- [Given data]:

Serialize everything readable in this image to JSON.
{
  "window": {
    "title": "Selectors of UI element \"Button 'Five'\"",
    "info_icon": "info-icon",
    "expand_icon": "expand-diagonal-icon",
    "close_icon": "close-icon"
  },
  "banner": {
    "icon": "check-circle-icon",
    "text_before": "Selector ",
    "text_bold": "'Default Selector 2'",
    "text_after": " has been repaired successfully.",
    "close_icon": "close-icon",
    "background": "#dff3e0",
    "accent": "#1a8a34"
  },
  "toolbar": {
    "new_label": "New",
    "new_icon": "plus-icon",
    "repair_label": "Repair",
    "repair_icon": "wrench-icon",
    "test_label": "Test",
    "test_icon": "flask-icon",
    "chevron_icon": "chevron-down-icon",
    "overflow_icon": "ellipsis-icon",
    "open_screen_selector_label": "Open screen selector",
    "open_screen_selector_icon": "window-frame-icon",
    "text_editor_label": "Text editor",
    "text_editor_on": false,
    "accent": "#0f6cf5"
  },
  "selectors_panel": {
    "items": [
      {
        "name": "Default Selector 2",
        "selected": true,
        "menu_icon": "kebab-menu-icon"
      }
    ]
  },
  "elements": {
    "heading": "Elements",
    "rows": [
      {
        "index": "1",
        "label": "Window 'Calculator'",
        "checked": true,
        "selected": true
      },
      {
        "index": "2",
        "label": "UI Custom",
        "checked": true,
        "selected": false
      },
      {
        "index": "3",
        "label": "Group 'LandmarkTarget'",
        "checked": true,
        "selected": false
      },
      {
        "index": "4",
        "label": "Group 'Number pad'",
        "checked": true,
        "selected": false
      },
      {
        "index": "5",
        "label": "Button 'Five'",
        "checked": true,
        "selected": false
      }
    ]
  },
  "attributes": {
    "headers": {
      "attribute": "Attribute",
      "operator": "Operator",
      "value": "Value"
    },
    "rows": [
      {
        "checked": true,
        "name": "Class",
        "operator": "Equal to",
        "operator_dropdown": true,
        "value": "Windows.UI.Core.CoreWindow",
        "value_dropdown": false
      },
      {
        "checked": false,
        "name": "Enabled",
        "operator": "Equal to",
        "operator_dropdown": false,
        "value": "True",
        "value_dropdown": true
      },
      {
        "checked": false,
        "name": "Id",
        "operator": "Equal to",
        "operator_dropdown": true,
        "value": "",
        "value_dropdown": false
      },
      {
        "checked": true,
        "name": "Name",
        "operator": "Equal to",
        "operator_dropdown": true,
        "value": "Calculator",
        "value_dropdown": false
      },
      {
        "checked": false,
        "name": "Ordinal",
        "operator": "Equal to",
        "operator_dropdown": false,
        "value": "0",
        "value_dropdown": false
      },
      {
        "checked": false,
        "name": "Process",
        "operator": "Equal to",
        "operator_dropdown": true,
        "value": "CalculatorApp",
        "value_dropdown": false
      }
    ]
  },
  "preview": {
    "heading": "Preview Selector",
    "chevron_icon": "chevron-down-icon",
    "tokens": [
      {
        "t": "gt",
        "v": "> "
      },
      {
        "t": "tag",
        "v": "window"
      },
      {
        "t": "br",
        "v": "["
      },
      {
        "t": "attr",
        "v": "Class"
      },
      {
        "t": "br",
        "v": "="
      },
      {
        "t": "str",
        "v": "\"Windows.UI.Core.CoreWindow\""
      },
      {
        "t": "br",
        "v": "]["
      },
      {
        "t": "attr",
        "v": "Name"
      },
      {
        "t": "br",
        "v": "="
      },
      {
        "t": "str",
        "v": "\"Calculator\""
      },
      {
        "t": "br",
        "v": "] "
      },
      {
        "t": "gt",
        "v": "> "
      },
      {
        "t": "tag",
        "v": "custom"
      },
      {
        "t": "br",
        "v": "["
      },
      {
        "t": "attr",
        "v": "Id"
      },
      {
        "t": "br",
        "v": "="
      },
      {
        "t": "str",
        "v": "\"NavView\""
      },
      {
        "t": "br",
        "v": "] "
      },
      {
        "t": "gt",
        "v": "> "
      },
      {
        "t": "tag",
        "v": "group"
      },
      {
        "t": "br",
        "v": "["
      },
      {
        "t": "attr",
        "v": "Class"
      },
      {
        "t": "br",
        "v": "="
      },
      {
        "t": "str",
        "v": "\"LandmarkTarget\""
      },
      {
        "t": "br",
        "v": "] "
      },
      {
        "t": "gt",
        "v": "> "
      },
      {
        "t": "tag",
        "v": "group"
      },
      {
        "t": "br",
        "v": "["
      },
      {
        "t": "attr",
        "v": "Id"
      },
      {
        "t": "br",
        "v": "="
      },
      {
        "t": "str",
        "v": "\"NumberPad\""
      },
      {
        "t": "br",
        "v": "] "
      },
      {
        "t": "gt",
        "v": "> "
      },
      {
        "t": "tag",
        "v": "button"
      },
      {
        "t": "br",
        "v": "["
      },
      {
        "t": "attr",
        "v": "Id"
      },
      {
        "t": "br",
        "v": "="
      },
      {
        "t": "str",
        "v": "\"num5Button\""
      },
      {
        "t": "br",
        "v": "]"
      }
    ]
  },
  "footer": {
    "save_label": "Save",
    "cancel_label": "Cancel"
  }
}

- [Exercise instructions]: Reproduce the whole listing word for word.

- [Result of the exercise]:
Serialize everything readable in this image to JSON.
{
  "window": {
    "title": "Selectors of UI element \"Button 'Five'\"",
    "info_icon": "info-icon",
    "expand_icon": "expand-diagonal-icon",
    "close_icon": "close-icon"
  },
  "banner": {
    "icon": "check-circle-icon",
    "text_before": "Selector ",
    "text_bold": "'Default Selector 2'",
    "text_after": " has been repaired successfully.",
    "close_icon": "close-icon",
    "background": "#dff3e0",
    "accent": "#1a8a34"
  },
  "toolbar": {
    "new_label": "New",
    "new_icon": "plus-icon",
    "repair_label": "Repair",
    "repair_icon": "wrench-icon",
    "test_label": "Test",
    "test_icon": "flask-icon",
    "chevron_icon": "chevron-down-icon",
    "overflow_icon": "ellipsis-icon",
    "open_screen_selector_label": "Open screen selector",
    "open_screen_selector_icon": "window-frame-icon",
    "text_editor_label": "Text editor",
    "text_editor_on": false,
    "accent": "#0f6cf5"
  },
  "selectors_panel": {
    "items": [
      {
        "name": "Default Selector 2",
        "selected": true,
        "menu_icon": "kebab-menu-icon"
      }
    ]
  },
  "elements": {
    "heading": "Elements",
    "rows": [
      {
        "index": "1",
        "label": "Window 'Calculator'",
        "checked": true,
        "selected": true
      },
      {
        "index": "2",
        "label": "UI Custom",
        "checked": true,
        "selected": false
      },
      {
        "index": "3",
        "label": "Group 'LandmarkTarget'",
        "checked": true,
        "selected": false
      },
      {
        "index": "4",
        "label": "Group 'Number pad'",
        "checked": true,
        "selected": false
      },
      {
        "index": "5",
        "label": "Button 'Five'",
        "checked": true,
        "selected": false
      }
    ]
  },
  "attributes": {
    "headers": {
      "attribute": "Attribute",
      "operator": "Operator",
      "value": "Value"
    },
    "rows": [
      {
        "checked": true,
        "name": "Class",
        "operator": "Equal to",
        "operator_dropdown": true,
        "value": "Windows.UI.Core.CoreWindow",
        "value_dropdown": false
      },
      {
        "checked": false,
        "name": "Enabled",
        "operator": "Equal to",
        "operator_dropdown": false,
        "value": "True",
        "value_dropdown": true
      },
      {
        "checked": false,
        "name": "Id",
        "operator": "Equal to",
        "operator_dropdown": true,
        "value": "",
        "value_dropdown": false
      },
      {
        "checked": true,
        "name": "Name",
        "operator": "Equal to",
        "operator_dropdown": true,
        "value": "Calculator",
        "value_dropdown": false
      },
      {
        "checked": false,
        "name": "Ordinal",
        "operator": "Equal to",
        "operator_dropdown": false,
        "value": "0",
        "value_dropdown": false
      },
      {
        "checked": false,
        "name": "Process",
        "operator": "Equal to",
        "operator_dropdown": true,
        "value": "CalculatorApp",
        "value_dropdown": false
      }
    ]
  },
  "preview": {
    "heading": "Preview Selector",
    "chevron_icon": "chevron-down-icon",
    "tokens": [
      {
        "t": "gt",
        "v": "> "
      },
      {
        "t": "tag",
        "v": "window"
      },
      {
        "t": "br",
        "v": "["
      },
      {
        "t": "attr",
        "v": "Class"
      },
      {
        "t": "br",
        "v": "="
      },
      {
        "t": "str",
        "v": "\"Windows.UI.Core.CoreWindow\""
      },
      {
        "t": "br",
        "v": "]["
      },
      {
        "t": "attr",
        "v": "Name"
      },
      {
        "t": "br",
        "v": "="
      },
      {
        "t": "str",
        "v": "\"Calculator\""
      },
      {
        "t": "br",
        "v": "] "
      },
      {
        "t": "gt",
        "v": "> "
      },
      {
        "t": "tag",
        "v": "custom"
      },
      {
        "t": "br",
        "v": "["
      },
      {
        "t": "attr",
        "v": "Id"
      },
      {
        "t": "br",
        "v": "="
      },
      {
        "t": "str",
        "v": "\"NavView\""
      },
      {
        "t": "br",
        "v": "] "
      },
      {
        "t": "gt",
        "v": "> "
      },
      {
        "t": "tag",
        "v": "group"
      },
      {
        "t": "br",
        "v": "["
      },
      {
        "t": "attr",
        "v": "Class"
      },
      {
        "t": "br",
        "v": "="
      },
      {
        "t": "str",
        "v": "\"LandmarkTarget\""
      },
      {
        "t": "br",
        "v": "] "
      },
      {
        "t": "gt",
        "v": "> "
      },
      {
        "t": "tag",
        "v": "group"
      },
      {
        "t": "br",
        "v": "["
      },
      {
        "t": "attr",
        "v": "Id"
      },
      {
        "t": "br",
        "v": "="
      },
      {
        "t": "str",
        "v": "\"NumberPad\""
      },
      {
        "t": "br",
        "v": "] "
      },
      {
        "t": "gt",
        "v": "> "
      },
      {
        "t": "tag",
        "v": "button"
      },
      {
        "t": "br",
        "v": "["
      },
      {
        "t": "attr",
        "v": "Id"
      },
      {
        "t": "br",
        "v": "="
      },
      {
        "t": "str",
        "v": "\"num5Button\""
      },
      {
        "t": "br",
        "v": "]"
      }
    ]
  },
  "footer": {
    "save_label": "Save",
    "cancel_label": "Cancel"
  }
}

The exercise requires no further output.